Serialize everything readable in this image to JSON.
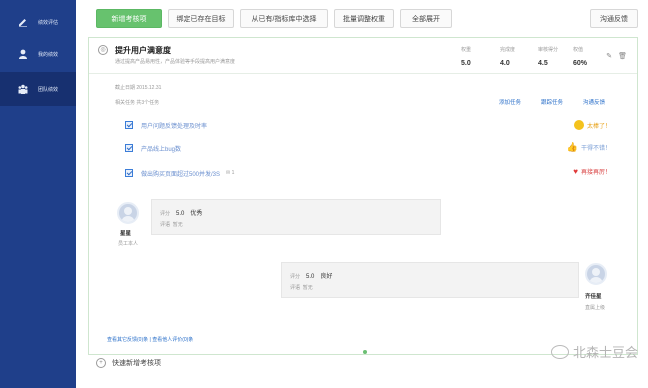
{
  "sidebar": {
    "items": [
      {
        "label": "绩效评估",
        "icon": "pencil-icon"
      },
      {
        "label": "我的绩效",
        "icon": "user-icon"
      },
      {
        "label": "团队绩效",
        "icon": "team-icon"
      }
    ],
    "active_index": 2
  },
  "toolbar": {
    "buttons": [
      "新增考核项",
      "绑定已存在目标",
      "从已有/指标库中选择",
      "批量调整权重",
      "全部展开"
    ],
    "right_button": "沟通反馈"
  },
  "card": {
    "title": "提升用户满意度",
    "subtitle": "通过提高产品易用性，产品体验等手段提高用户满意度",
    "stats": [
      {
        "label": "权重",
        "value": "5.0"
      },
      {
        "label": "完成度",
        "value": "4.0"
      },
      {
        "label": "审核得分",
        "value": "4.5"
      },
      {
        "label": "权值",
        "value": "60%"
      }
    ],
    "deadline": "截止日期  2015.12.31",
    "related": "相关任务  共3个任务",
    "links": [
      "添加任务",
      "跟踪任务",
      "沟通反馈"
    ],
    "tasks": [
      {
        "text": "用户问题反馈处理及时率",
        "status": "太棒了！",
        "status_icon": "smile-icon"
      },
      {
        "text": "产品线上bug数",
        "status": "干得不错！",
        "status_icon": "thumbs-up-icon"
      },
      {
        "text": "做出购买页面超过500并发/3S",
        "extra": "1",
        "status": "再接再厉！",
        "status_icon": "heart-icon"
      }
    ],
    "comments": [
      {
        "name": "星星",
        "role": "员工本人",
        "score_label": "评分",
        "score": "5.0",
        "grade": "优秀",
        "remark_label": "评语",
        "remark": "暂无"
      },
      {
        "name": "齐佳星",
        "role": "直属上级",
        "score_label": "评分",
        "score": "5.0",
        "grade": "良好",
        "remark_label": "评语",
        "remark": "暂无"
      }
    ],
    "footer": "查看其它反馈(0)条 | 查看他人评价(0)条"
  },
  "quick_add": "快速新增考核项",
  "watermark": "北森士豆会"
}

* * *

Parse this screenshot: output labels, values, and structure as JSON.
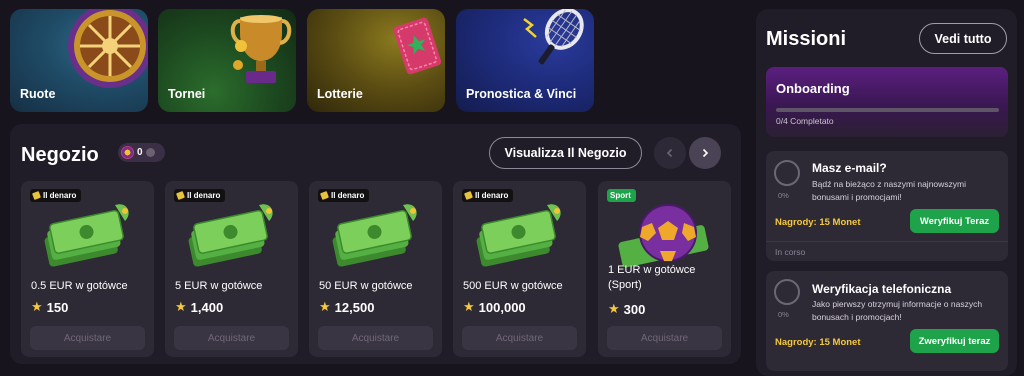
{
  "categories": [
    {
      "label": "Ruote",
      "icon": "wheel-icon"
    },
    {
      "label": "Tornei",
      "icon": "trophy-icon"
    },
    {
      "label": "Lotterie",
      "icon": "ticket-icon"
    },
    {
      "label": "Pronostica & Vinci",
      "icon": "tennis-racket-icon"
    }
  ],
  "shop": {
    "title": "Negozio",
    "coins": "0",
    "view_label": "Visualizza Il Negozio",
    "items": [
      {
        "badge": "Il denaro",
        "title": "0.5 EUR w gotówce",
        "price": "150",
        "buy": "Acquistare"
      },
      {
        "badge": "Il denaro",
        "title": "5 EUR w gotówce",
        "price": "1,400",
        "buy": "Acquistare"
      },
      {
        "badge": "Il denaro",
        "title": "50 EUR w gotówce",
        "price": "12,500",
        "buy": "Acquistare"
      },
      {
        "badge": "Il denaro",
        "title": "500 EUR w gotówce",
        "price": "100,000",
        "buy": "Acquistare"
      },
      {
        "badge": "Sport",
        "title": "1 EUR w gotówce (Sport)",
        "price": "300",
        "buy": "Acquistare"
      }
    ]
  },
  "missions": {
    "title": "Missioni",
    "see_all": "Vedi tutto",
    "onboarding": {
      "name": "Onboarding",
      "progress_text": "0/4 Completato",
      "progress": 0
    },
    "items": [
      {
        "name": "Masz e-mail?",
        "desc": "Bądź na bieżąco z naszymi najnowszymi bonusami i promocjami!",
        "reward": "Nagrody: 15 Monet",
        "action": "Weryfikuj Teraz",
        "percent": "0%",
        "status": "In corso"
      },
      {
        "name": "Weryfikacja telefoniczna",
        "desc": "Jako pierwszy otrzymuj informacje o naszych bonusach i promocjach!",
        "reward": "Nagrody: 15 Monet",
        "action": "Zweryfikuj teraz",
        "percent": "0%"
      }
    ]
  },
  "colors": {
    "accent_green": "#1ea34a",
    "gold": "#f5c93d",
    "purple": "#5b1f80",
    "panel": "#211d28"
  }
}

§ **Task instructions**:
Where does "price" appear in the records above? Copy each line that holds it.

§ **Written answer**:
        "price": "150",
        "price": "1,400",
        "price": "12,500",
        "price": "100,000",
        "price": "300",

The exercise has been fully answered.